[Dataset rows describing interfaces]

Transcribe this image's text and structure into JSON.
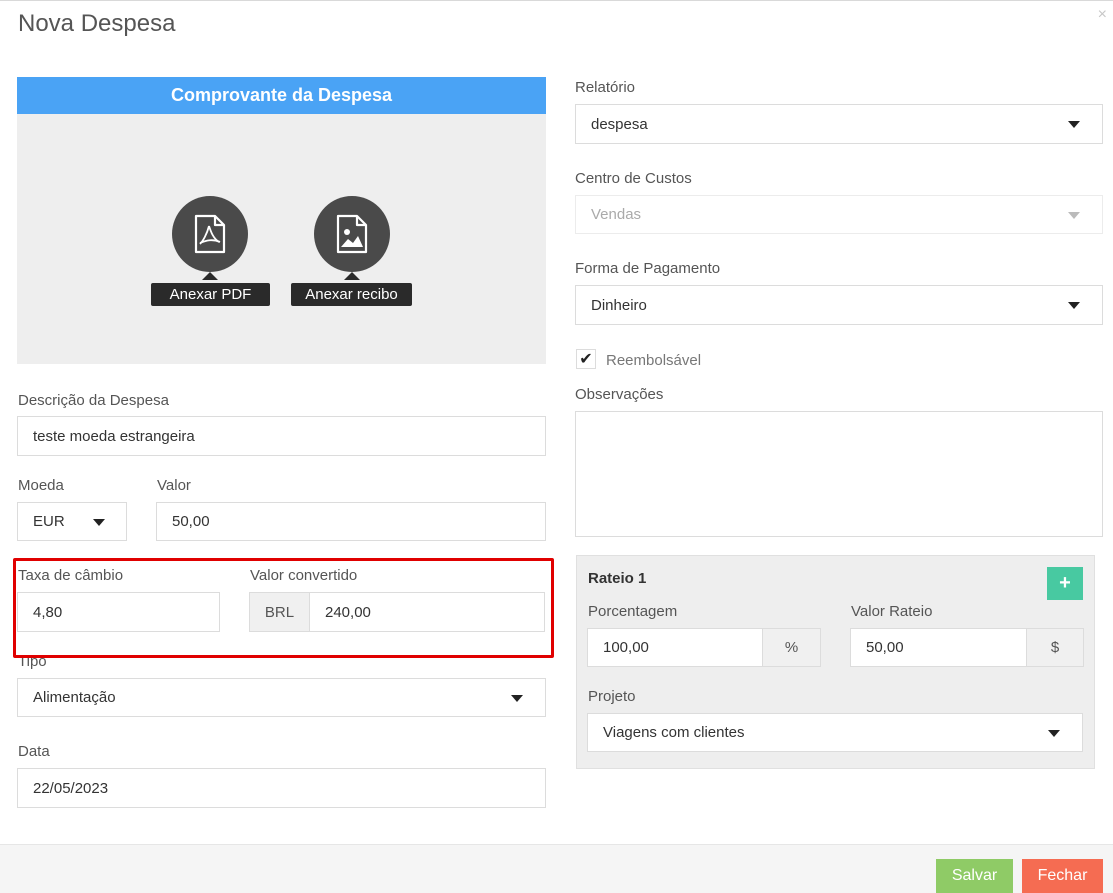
{
  "modal": {
    "title": "Nova Despesa",
    "close": "×"
  },
  "receipt": {
    "header": "Comprovante da Despesa",
    "pdf_label": "Anexar PDF",
    "image_label": "Anexar recibo"
  },
  "descricao": {
    "label": "Descrição da Despesa",
    "value": "teste moeda estrangeira"
  },
  "moeda": {
    "label": "Moeda",
    "value": "EUR"
  },
  "valor": {
    "label": "Valor",
    "value": "50,00"
  },
  "taxa": {
    "label": "Taxa de câmbio",
    "value": "4,80"
  },
  "convertido": {
    "label": "Valor convertido",
    "currency": "BRL",
    "value": "240,00"
  },
  "tipo": {
    "label": "Tipo",
    "value": "Alimentação"
  },
  "data": {
    "label": "Data",
    "value": "22/05/2023"
  },
  "relatorio": {
    "label": "Relatório",
    "value": "despesa"
  },
  "centro": {
    "label": "Centro de Custos",
    "value": "Vendas"
  },
  "pagamento": {
    "label": "Forma de Pagamento",
    "value": "Dinheiro"
  },
  "reembolsavel": {
    "label": "Reembolsável",
    "checked": true,
    "check": "✔"
  },
  "observacoes": {
    "label": "Observações",
    "value": ""
  },
  "rateio": {
    "title": "Rateio 1",
    "add": "+",
    "porcentagem_label": "Porcentagem",
    "porcentagem_value": "100,00",
    "porcentagem_suffix": "%",
    "valor_label": "Valor Rateio",
    "valor_value": "50,00",
    "valor_suffix": "$",
    "projeto_label": "Projeto",
    "projeto_value": "Viagens com clientes"
  },
  "footer": {
    "save": "Salvar",
    "close": "Fechar"
  },
  "colors": {
    "accent": "#4aa3f5",
    "save": "#8fcb66",
    "close": "#f56c52",
    "add": "#48c9a1",
    "highlight": "#e00000"
  }
}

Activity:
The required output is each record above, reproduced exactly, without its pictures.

Exercise solution:
Transcribe this image's text and structure into JSON.
{
  "modal": {
    "title": "Nova Despesa",
    "close": "×"
  },
  "receipt": {
    "header": "Comprovante da Despesa",
    "pdf_label": "Anexar PDF",
    "image_label": "Anexar recibo"
  },
  "descricao": {
    "label": "Descrição da Despesa",
    "value": "teste moeda estrangeira"
  },
  "moeda": {
    "label": "Moeda",
    "value": "EUR"
  },
  "valor": {
    "label": "Valor",
    "value": "50,00"
  },
  "taxa": {
    "label": "Taxa de câmbio",
    "value": "4,80"
  },
  "convertido": {
    "label": "Valor convertido",
    "currency": "BRL",
    "value": "240,00"
  },
  "tipo": {
    "label": "Tipo",
    "value": "Alimentação"
  },
  "data": {
    "label": "Data",
    "value": "22/05/2023"
  },
  "relatorio": {
    "label": "Relatório",
    "value": "despesa"
  },
  "centro": {
    "label": "Centro de Custos",
    "value": "Vendas"
  },
  "pagamento": {
    "label": "Forma de Pagamento",
    "value": "Dinheiro"
  },
  "reembolsavel": {
    "label": "Reembolsável",
    "checked": true,
    "check": "✔"
  },
  "observacoes": {
    "label": "Observações",
    "value": ""
  },
  "rateio": {
    "title": "Rateio 1",
    "add": "+",
    "porcentagem_label": "Porcentagem",
    "porcentagem_value": "100,00",
    "porcentagem_suffix": "%",
    "valor_label": "Valor Rateio",
    "valor_value": "50,00",
    "valor_suffix": "$",
    "projeto_label": "Projeto",
    "projeto_value": "Viagens com clientes"
  },
  "footer": {
    "save": "Salvar",
    "close": "Fechar"
  },
  "colors": {
    "accent": "#4aa3f5",
    "save": "#8fcb66",
    "close": "#f56c52",
    "add": "#48c9a1",
    "highlight": "#e00000"
  }
}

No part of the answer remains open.